Task prompt: Your job is to restate each entry word for word.

Study material:
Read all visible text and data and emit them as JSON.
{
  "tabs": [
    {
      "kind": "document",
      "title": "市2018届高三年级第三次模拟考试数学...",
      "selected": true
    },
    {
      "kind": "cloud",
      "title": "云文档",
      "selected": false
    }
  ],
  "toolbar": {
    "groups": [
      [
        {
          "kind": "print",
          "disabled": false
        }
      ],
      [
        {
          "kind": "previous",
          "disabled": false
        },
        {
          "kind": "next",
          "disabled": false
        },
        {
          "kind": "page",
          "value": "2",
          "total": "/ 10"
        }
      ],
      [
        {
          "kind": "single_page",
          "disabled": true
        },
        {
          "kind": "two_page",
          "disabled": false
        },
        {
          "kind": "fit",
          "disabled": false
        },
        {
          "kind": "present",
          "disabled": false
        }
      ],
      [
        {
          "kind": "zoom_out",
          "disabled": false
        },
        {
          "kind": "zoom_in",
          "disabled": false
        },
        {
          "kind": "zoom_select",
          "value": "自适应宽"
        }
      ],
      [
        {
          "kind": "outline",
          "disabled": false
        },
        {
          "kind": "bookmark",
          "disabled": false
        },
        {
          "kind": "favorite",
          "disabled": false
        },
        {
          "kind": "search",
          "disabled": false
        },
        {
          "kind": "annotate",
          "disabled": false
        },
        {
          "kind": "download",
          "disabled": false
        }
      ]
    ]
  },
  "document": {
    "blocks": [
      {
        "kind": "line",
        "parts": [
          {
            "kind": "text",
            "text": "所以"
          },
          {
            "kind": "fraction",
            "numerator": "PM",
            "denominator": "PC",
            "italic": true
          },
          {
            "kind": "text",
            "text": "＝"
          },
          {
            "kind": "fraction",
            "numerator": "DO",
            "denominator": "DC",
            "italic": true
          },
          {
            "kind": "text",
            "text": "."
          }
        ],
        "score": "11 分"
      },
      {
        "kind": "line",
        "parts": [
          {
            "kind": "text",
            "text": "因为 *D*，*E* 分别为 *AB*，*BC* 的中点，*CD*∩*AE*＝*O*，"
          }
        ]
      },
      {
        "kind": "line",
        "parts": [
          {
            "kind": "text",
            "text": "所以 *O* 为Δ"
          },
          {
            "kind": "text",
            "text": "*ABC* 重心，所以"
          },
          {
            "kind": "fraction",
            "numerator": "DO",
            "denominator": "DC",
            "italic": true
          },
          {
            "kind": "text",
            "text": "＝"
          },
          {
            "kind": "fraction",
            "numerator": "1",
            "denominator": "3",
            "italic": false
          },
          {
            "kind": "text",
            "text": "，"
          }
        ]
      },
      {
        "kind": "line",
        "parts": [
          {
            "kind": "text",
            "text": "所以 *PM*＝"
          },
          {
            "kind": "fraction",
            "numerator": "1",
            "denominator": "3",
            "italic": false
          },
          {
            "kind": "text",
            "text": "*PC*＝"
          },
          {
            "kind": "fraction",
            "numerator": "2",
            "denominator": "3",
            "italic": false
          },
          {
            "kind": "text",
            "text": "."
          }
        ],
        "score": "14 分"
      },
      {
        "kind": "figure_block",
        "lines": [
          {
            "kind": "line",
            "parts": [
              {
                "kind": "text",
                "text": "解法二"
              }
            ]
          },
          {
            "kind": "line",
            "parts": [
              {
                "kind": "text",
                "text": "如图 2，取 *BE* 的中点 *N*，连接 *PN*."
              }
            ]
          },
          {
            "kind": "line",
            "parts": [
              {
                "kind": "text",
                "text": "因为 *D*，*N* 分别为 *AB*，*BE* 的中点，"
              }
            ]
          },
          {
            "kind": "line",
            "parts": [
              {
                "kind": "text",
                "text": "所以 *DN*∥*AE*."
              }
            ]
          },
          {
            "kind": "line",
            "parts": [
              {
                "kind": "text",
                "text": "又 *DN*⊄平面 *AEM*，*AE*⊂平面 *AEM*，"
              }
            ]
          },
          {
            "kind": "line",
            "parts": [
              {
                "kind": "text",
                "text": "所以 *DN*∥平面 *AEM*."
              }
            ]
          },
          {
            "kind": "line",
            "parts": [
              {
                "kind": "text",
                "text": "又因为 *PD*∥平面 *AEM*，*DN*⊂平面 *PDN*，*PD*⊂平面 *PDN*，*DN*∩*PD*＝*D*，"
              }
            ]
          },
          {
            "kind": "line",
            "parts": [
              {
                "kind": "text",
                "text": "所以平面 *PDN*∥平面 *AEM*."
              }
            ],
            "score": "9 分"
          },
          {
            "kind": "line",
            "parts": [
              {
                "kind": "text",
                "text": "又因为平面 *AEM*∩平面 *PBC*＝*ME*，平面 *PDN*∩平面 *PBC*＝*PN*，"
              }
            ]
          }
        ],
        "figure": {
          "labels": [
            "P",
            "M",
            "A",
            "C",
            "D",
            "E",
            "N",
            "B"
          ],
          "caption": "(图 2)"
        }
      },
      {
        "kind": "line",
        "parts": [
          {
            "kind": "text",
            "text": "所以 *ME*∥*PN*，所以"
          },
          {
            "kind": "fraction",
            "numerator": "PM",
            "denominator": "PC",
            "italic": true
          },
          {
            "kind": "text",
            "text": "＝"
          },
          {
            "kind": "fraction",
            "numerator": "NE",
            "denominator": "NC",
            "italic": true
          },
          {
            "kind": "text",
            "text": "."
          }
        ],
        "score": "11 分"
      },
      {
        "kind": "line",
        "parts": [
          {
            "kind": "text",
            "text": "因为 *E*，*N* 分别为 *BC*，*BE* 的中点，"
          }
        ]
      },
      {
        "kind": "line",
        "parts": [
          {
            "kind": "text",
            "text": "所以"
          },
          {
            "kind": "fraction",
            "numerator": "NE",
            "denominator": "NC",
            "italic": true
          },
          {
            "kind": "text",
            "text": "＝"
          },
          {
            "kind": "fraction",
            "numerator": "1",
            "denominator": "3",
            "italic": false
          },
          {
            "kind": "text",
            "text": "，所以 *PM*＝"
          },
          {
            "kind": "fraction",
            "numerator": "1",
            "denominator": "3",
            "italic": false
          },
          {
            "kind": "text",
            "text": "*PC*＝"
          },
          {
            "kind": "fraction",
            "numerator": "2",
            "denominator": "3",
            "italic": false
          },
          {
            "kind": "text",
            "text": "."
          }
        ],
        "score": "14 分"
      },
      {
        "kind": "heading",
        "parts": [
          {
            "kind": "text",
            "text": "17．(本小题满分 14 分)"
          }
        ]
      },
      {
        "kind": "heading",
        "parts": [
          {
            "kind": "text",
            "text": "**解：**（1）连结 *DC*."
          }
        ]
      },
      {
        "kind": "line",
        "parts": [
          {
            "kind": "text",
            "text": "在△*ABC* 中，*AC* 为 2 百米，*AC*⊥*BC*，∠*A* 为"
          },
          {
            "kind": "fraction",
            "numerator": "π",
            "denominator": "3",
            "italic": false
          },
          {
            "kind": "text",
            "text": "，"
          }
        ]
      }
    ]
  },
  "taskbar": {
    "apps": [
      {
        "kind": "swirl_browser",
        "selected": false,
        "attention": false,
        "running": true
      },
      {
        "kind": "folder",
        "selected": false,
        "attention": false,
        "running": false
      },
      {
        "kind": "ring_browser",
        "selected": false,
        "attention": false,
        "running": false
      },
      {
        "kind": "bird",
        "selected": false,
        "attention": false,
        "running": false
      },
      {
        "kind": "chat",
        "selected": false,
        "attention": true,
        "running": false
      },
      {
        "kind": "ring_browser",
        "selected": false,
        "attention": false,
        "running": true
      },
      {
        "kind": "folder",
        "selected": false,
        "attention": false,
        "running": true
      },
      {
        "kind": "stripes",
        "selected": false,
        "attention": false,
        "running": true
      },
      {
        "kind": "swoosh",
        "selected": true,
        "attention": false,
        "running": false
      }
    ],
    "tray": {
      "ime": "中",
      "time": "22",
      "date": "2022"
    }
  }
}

Completed exercise:
Read all visible text and data and emit them as JSON.
{
  "tabs": [
    {
      "kind": "document",
      "title": "市2018届高三年级第三次模拟考试数学...",
      "selected": true
    },
    {
      "kind": "cloud",
      "title": "云文档",
      "selected": false
    }
  ],
  "toolbar": {
    "groups": [
      [
        {
          "kind": "print",
          "disabled": false
        }
      ],
      [
        {
          "kind": "previous",
          "disabled": false
        },
        {
          "kind": "next",
          "disabled": false
        },
        {
          "kind": "page",
          "value": "2",
          "total": "/ 10"
        }
      ],
      [
        {
          "kind": "single_page",
          "disabled": true
        },
        {
          "kind": "two_page",
          "disabled": false
        },
        {
          "kind": "fit",
          "disabled": false
        },
        {
          "kind": "present",
          "disabled": false
        }
      ],
      [
        {
          "kind": "zoom_out",
          "disabled": false
        },
        {
          "kind": "zoom_in",
          "disabled": false
        },
        {
          "kind": "zoom_select",
          "value": "自适应宽"
        }
      ],
      [
        {
          "kind": "outline",
          "disabled": false
        },
        {
          "kind": "bookmark",
          "disabled": false
        },
        {
          "kind": "favorite",
          "disabled": false
        },
        {
          "kind": "search",
          "disabled": false
        },
        {
          "kind": "annotate",
          "disabled": false
        },
        {
          "kind": "download",
          "disabled": false
        }
      ]
    ]
  },
  "document": {
    "blocks": [
      {
        "kind": "line",
        "parts": [
          {
            "kind": "text",
            "text": "所以"
          },
          {
            "kind": "fraction",
            "numerator": "PM",
            "denominator": "PC",
            "italic": true
          },
          {
            "kind": "text",
            "text": "＝"
          },
          {
            "kind": "fraction",
            "numerator": "DO",
            "denominator": "DC",
            "italic": true
          },
          {
            "kind": "text",
            "text": "."
          }
        ],
        "score": "11 分"
      },
      {
        "kind": "line",
        "parts": [
          {
            "kind": "text",
            "text": "因为 *D*，*E* 分别为 *AB*，*BC* 的中点，*CD*∩*AE*＝*O*，"
          }
        ]
      },
      {
        "kind": "line",
        "parts": [
          {
            "kind": "text",
            "text": "所以 *O* 为Δ"
          },
          {
            "kind": "text",
            "text": "*ABC* 重心，所以"
          },
          {
            "kind": "fraction",
            "numerator": "DO",
            "denominator": "DC",
            "italic": true
          },
          {
            "kind": "text",
            "text": "＝"
          },
          {
            "kind": "fraction",
            "numerator": "1",
            "denominator": "3",
            "italic": false
          },
          {
            "kind": "text",
            "text": "，"
          }
        ]
      },
      {
        "kind": "line",
        "parts": [
          {
            "kind": "text",
            "text": "所以 *PM*＝"
          },
          {
            "kind": "fraction",
            "numerator": "1",
            "denominator": "3",
            "italic": false
          },
          {
            "kind": "text",
            "text": "*PC*＝"
          },
          {
            "kind": "fraction",
            "numerator": "2",
            "denominator": "3",
            "italic": false
          },
          {
            "kind": "text",
            "text": "."
          }
        ],
        "score": "14 分"
      },
      {
        "kind": "figure_block",
        "lines": [
          {
            "kind": "line",
            "parts": [
              {
                "kind": "text",
                "text": "解法二"
              }
            ]
          },
          {
            "kind": "line",
            "parts": [
              {
                "kind": "text",
                "text": "如图 2，取 *BE* 的中点 *N*，连接 *PN*."
              }
            ]
          },
          {
            "kind": "line",
            "parts": [
              {
                "kind": "text",
                "text": "因为 *D*，*N* 分别为 *AB*，*BE* 的中点，"
              }
            ]
          },
          {
            "kind": "line",
            "parts": [
              {
                "kind": "text",
                "text": "所以 *DN*∥*AE*."
              }
            ]
          },
          {
            "kind": "line",
            "parts": [
              {
                "kind": "text",
                "text": "又 *DN*⊄平面 *AEM*，*AE*⊂平面 *AEM*，"
              }
            ]
          },
          {
            "kind": "line",
            "parts": [
              {
                "kind": "text",
                "text": "所以 *DN*∥平面 *AEM*."
              }
            ]
          },
          {
            "kind": "line",
            "parts": [
              {
                "kind": "text",
                "text": "又因为 *PD*∥平面 *AEM*，*DN*⊂平面 *PDN*，*PD*⊂平面 *PDN*，*DN*∩*PD*＝*D*，"
              }
            ]
          },
          {
            "kind": "line",
            "parts": [
              {
                "kind": "text",
                "text": "所以平面 *PDN*∥平面 *AEM*."
              }
            ],
            "score": "9 分"
          },
          {
            "kind": "line",
            "parts": [
              {
                "kind": "text",
                "text": "又因为平面 *AEM*∩平面 *PBC*＝*ME*，平面 *PDN*∩平面 *PBC*＝*PN*，"
              }
            ]
          }
        ],
        "figure": {
          "labels": [
            "P",
            "M",
            "A",
            "C",
            "D",
            "E",
            "N",
            "B"
          ],
          "caption": "(图 2)"
        }
      },
      {
        "kind": "line",
        "parts": [
          {
            "kind": "text",
            "text": "所以 *ME*∥*PN*，所以"
          },
          {
            "kind": "fraction",
            "numerator": "PM",
            "denominator": "PC",
            "italic": true
          },
          {
            "kind": "text",
            "text": "＝"
          },
          {
            "kind": "fraction",
            "numerator": "NE",
            "denominator": "NC",
            "italic": true
          },
          {
            "kind": "text",
            "text": "."
          }
        ],
        "score": "11 分"
      },
      {
        "kind": "line",
        "parts": [
          {
            "kind": "text",
            "text": "因为 *E*，*N* 分别为 *BC*，*BE* 的中点，"
          }
        ]
      },
      {
        "kind": "line",
        "parts": [
          {
            "kind": "text",
            "text": "所以"
          },
          {
            "kind": "fraction",
            "numerator": "NE",
            "denominator": "NC",
            "italic": true
          },
          {
            "kind": "text",
            "text": "＝"
          },
          {
            "kind": "fraction",
            "numerator": "1",
            "denominator": "3",
            "italic": false
          },
          {
            "kind": "text",
            "text": "，所以 *PM*＝"
          },
          {
            "kind": "fraction",
            "numerator": "1",
            "denominator": "3",
            "italic": false
          },
          {
            "kind": "text",
            "text": "*PC*＝"
          },
          {
            "kind": "fraction",
            "numerator": "2",
            "denominator": "3",
            "italic": false
          },
          {
            "kind": "text",
            "text": "."
          }
        ],
        "score": "14 分"
      },
      {
        "kind": "heading",
        "parts": [
          {
            "kind": "text",
            "text": "17．(本小题满分 14 分)"
          }
        ]
      },
      {
        "kind": "heading",
        "parts": [
          {
            "kind": "text",
            "text": "**解：**（1）连结 *DC*."
          }
        ]
      },
      {
        "kind": "line",
        "parts": [
          {
            "kind": "text",
            "text": "在△*ABC* 中，*AC* 为 2 百米，*AC*⊥*BC*，∠*A* 为"
          },
          {
            "kind": "fraction",
            "numerator": "π",
            "denominator": "3",
            "italic": false
          },
          {
            "kind": "text",
            "text": "，"
          }
        ]
      }
    ]
  },
  "taskbar": {
    "apps": [
      {
        "kind": "swirl_browser",
        "selected": false,
        "attention": false,
        "running": true
      },
      {
        "kind": "folder",
        "selected": false,
        "attention": false,
        "running": false
      },
      {
        "kind": "ring_browser",
        "selected": false,
        "attention": false,
        "running": false
      },
      {
        "kind": "bird",
        "selected": false,
        "attention": false,
        "running": false
      },
      {
        "kind": "chat",
        "selected": false,
        "attention": true,
        "running": false
      },
      {
        "kind": "ring_browser",
        "selected": false,
        "attention": false,
        "running": true
      },
      {
        "kind": "folder",
        "selected": false,
        "attention": false,
        "running": true
      },
      {
        "kind": "stripes",
        "selected": false,
        "attention": false,
        "running": true
      },
      {
        "kind": "swoosh",
        "selected": true,
        "attention": false,
        "running": false
      }
    ],
    "tray": {
      "ime": "中",
      "time": "22",
      "date": "2022"
    }
  }
}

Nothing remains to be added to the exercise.